| Your instructions |
Count the lines in the records below that contain the word "Radio", and give that figure alone.

Data records for software interfaces:
◆ ◆ ◆ ◆ ◆
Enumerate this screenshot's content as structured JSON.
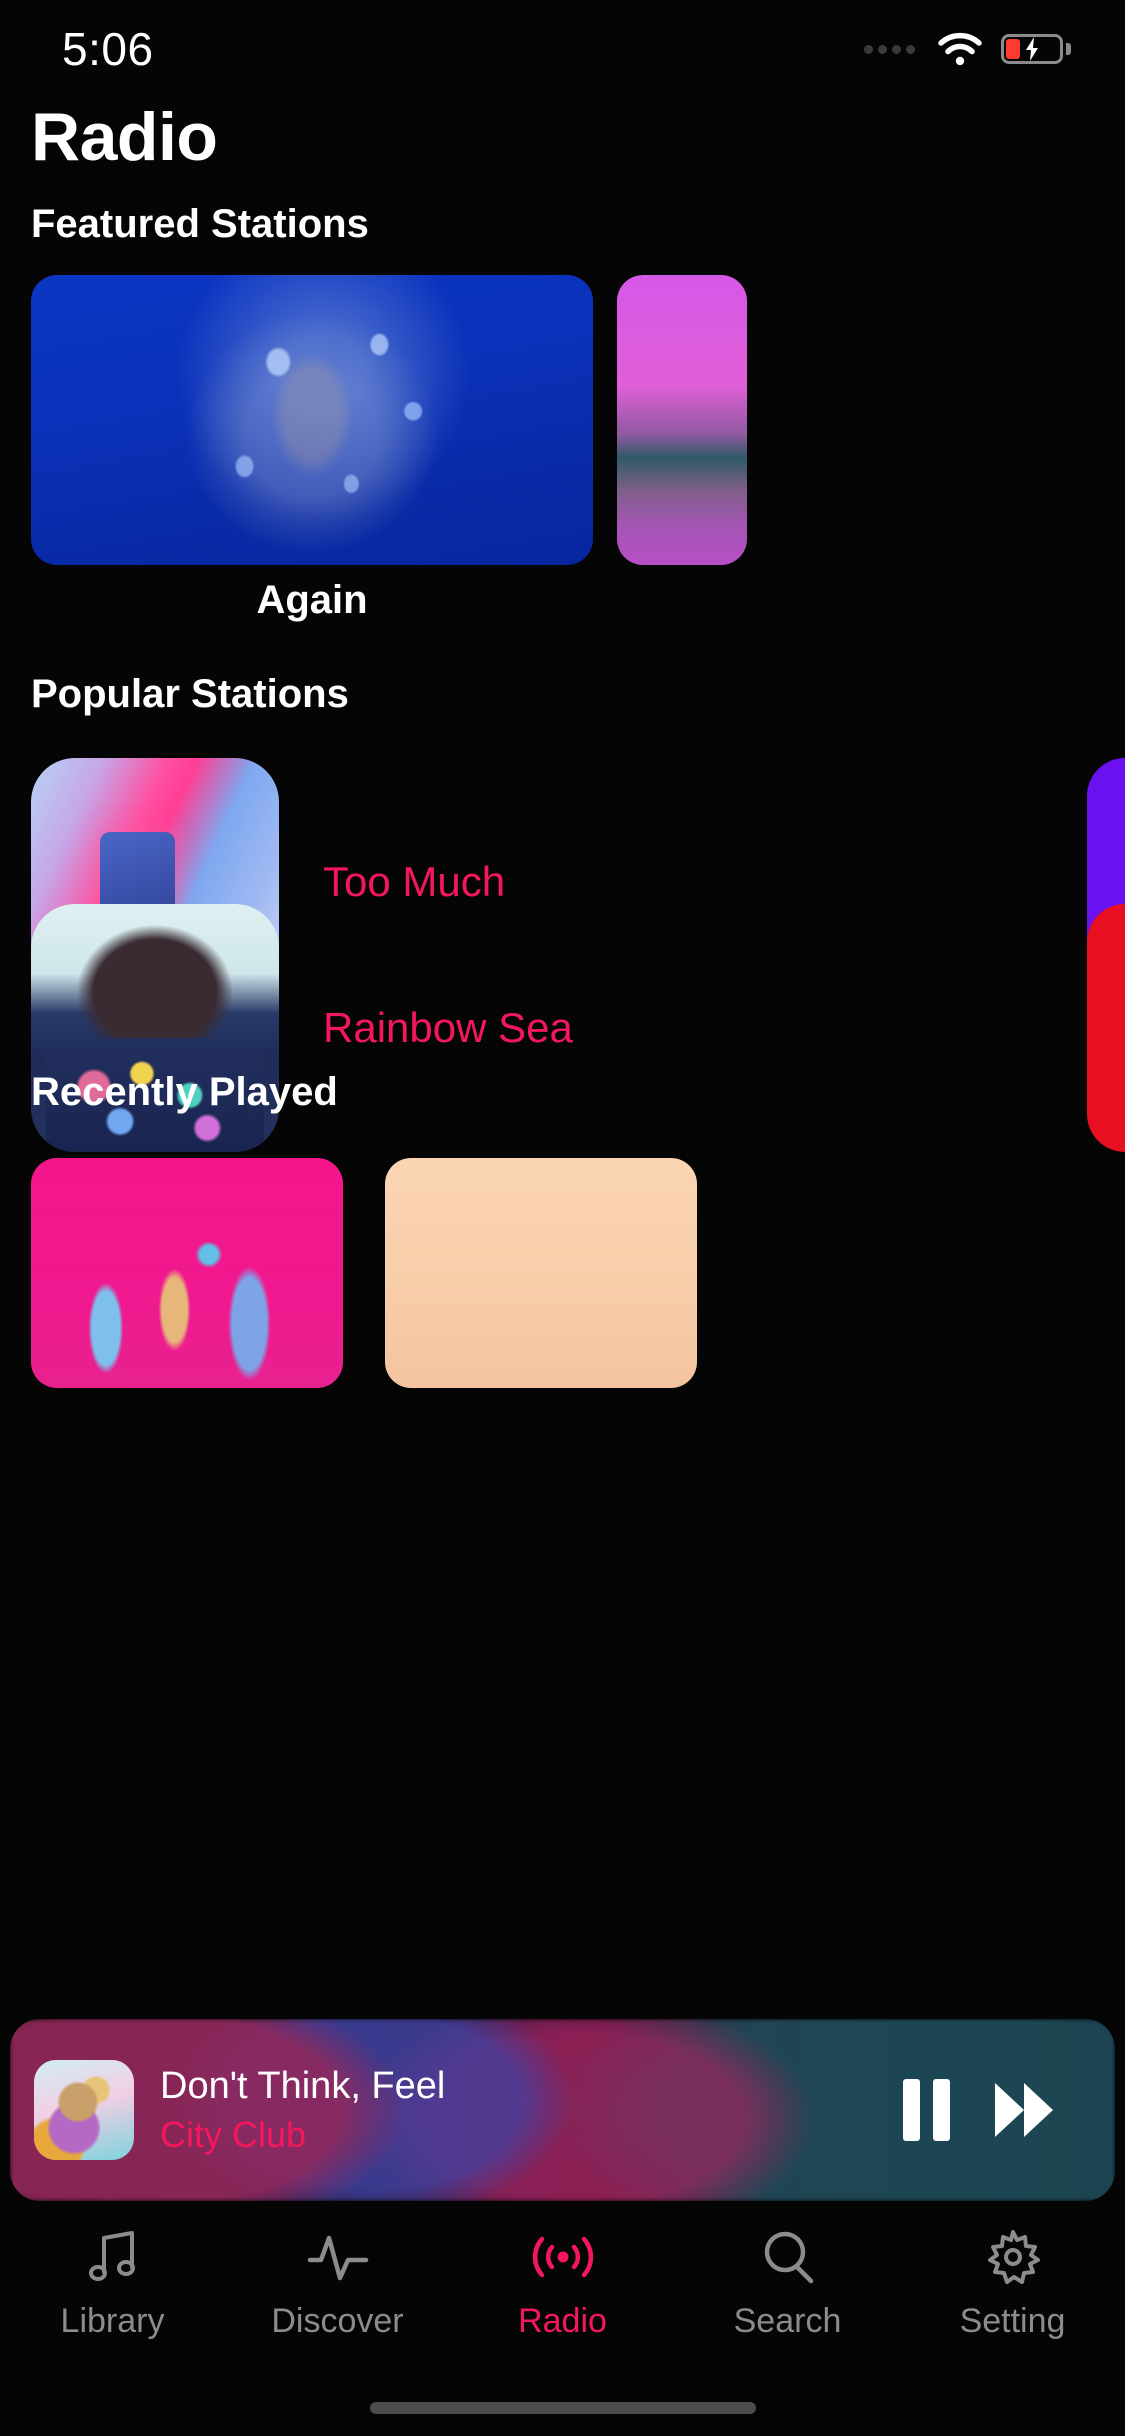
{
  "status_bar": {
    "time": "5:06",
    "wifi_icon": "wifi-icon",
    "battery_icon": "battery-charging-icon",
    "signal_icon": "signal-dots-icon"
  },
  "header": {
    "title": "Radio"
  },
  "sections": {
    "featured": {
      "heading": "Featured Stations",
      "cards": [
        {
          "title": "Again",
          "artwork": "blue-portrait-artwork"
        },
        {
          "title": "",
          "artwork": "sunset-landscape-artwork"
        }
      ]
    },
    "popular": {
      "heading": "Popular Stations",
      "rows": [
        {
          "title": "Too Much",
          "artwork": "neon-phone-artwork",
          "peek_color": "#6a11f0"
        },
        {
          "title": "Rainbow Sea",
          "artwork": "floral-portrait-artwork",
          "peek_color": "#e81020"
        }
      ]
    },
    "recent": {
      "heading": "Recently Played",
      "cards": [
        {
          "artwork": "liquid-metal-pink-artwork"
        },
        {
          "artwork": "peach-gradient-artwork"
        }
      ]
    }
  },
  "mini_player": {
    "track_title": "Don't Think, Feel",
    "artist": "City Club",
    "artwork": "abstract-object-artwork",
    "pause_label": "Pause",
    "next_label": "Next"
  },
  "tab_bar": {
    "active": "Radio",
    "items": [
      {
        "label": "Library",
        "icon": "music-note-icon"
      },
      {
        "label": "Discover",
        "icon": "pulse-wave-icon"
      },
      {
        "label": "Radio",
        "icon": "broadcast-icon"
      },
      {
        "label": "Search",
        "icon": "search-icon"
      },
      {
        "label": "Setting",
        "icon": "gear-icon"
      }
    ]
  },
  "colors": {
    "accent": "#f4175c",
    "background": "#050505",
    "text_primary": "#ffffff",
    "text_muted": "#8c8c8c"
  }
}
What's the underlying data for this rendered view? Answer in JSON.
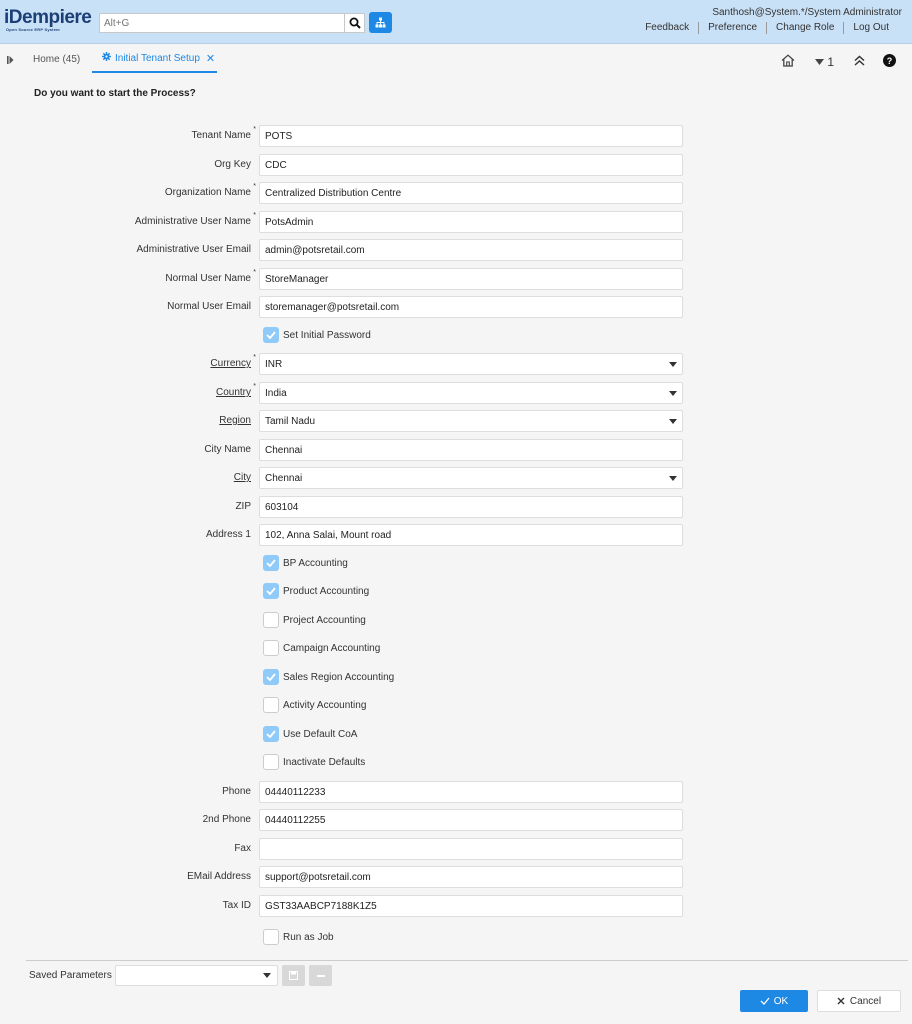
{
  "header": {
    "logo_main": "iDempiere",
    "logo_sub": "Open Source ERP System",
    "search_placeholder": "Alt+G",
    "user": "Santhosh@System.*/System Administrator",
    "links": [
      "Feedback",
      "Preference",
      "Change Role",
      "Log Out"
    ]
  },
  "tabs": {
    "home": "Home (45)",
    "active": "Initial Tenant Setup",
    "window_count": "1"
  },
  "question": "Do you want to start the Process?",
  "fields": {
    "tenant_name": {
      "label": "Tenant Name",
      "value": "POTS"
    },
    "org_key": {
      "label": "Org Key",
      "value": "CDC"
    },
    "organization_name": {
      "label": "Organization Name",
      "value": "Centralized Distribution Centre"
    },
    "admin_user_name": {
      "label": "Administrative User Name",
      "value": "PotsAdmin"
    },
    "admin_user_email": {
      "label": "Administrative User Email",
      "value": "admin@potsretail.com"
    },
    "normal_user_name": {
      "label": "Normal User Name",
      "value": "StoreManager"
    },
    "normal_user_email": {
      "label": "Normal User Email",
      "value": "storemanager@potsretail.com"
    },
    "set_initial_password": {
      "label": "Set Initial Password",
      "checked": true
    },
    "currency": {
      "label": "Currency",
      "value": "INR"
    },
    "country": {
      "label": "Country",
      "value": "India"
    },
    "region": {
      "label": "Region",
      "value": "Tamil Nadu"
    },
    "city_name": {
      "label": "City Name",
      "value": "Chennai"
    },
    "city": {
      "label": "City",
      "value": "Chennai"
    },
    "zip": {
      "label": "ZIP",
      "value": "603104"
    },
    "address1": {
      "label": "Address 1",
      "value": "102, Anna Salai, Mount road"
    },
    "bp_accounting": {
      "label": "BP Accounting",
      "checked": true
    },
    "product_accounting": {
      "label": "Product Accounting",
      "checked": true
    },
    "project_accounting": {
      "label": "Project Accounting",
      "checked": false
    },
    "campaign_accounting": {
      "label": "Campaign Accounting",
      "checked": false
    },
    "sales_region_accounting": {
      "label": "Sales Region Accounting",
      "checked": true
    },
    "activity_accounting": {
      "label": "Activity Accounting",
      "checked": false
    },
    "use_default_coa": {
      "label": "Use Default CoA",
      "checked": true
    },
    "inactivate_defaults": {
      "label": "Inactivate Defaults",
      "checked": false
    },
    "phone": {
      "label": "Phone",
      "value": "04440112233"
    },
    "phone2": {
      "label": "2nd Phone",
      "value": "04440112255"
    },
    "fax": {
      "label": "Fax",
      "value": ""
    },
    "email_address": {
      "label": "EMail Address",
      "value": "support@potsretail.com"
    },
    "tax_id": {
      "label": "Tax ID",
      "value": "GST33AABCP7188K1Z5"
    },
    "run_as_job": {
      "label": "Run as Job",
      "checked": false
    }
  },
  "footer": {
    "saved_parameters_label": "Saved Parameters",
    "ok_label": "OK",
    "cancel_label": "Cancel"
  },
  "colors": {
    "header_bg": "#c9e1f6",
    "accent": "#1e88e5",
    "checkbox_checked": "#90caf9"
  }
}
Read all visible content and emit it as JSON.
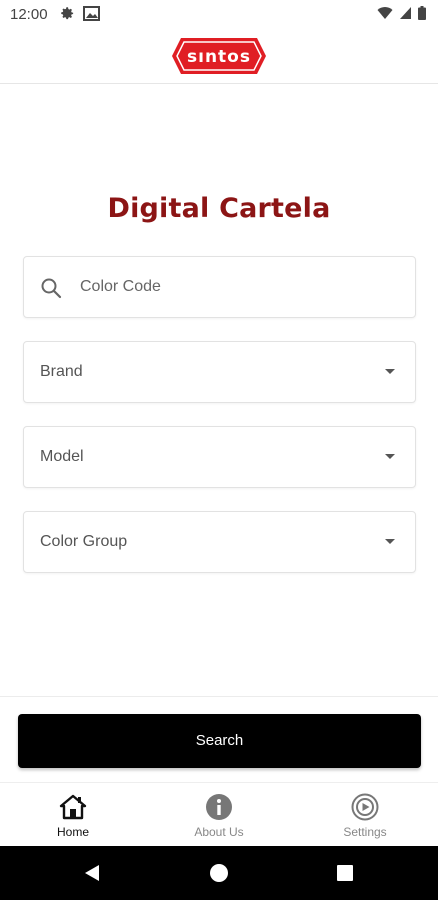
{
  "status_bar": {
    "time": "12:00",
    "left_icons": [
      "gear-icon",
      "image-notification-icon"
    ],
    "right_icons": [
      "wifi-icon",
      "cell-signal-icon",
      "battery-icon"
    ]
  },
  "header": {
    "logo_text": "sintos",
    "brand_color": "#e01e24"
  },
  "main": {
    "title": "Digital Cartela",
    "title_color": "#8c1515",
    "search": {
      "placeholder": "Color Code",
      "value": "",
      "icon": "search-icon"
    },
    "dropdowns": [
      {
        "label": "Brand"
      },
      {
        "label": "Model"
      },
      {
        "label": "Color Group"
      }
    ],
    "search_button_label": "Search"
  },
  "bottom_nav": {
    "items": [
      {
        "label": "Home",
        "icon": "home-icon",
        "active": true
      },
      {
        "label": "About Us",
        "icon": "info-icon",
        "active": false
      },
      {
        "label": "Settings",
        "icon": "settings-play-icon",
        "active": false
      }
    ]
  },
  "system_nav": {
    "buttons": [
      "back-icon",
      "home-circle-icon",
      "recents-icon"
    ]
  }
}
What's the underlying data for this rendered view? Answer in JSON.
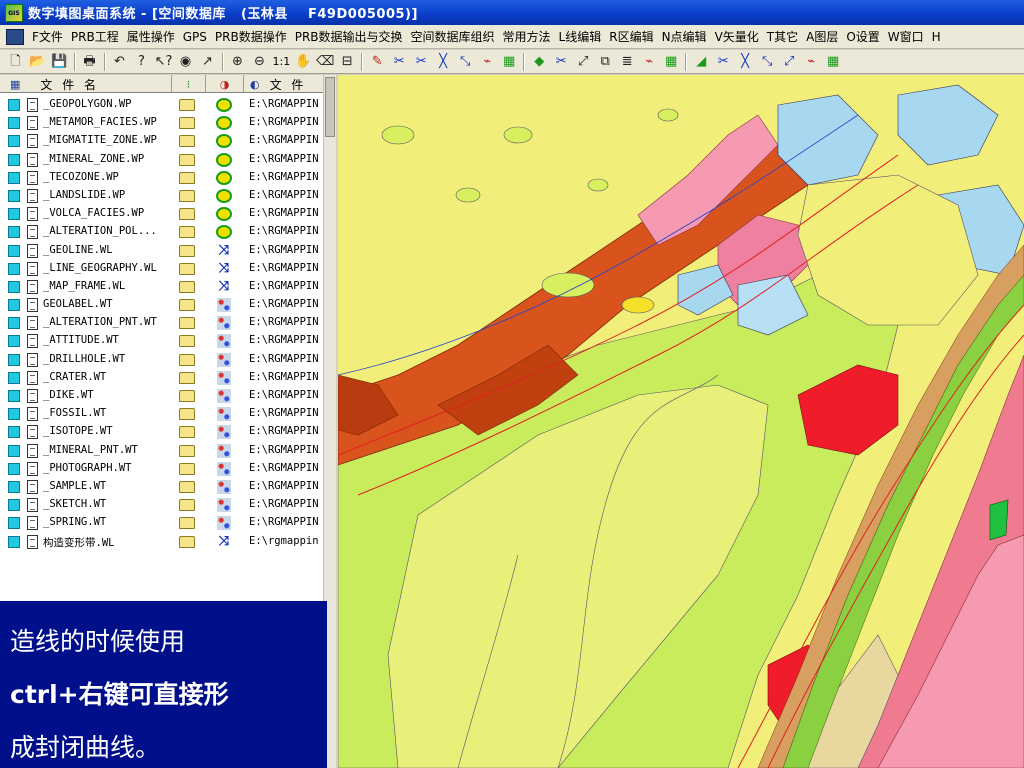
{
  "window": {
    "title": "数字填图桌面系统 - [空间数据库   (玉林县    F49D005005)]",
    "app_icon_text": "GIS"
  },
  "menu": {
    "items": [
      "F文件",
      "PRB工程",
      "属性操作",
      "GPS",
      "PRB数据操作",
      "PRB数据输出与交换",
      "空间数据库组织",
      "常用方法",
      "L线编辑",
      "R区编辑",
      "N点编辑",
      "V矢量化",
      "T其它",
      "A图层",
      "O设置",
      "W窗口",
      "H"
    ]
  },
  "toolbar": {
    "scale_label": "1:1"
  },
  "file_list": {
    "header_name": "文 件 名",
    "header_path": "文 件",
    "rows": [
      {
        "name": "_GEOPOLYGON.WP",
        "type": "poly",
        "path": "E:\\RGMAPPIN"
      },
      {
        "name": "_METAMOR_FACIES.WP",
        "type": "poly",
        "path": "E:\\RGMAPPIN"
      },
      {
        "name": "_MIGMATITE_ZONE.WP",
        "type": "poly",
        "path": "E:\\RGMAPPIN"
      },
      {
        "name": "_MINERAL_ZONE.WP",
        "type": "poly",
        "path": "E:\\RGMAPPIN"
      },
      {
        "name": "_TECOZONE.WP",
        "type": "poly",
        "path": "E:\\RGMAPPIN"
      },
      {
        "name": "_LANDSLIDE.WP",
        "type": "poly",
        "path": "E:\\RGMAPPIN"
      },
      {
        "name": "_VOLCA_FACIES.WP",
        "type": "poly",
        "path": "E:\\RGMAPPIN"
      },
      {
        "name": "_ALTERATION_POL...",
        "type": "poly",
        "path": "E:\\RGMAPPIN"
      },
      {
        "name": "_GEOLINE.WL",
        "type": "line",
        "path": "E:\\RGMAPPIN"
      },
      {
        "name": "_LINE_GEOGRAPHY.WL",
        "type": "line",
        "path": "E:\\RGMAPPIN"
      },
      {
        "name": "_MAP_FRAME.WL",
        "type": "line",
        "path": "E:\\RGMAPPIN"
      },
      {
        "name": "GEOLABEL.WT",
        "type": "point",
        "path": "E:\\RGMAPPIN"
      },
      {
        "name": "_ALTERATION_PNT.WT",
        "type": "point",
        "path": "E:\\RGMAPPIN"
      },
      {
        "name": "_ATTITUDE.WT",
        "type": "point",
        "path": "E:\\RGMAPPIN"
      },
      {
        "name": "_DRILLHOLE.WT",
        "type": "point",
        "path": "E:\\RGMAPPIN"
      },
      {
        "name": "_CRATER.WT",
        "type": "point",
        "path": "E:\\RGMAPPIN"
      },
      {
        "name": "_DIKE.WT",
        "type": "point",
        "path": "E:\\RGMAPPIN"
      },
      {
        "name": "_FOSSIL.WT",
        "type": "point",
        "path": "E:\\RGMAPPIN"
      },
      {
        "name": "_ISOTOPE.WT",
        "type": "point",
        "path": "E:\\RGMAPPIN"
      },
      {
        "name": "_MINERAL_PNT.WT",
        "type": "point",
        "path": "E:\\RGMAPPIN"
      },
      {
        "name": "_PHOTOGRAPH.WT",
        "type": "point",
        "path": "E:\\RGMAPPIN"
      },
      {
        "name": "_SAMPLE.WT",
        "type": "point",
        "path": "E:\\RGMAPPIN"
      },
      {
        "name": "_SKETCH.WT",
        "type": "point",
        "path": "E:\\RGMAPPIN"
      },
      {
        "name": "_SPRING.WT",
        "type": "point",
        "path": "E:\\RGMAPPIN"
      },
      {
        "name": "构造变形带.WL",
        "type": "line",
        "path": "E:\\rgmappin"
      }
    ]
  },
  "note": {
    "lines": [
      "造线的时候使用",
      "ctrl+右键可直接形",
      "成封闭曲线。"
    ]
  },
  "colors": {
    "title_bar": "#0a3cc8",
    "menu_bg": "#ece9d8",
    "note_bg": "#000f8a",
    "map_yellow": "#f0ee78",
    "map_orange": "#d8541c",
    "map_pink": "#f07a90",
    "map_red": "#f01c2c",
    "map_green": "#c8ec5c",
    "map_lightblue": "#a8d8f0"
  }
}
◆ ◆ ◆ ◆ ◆
| Output of the task |
3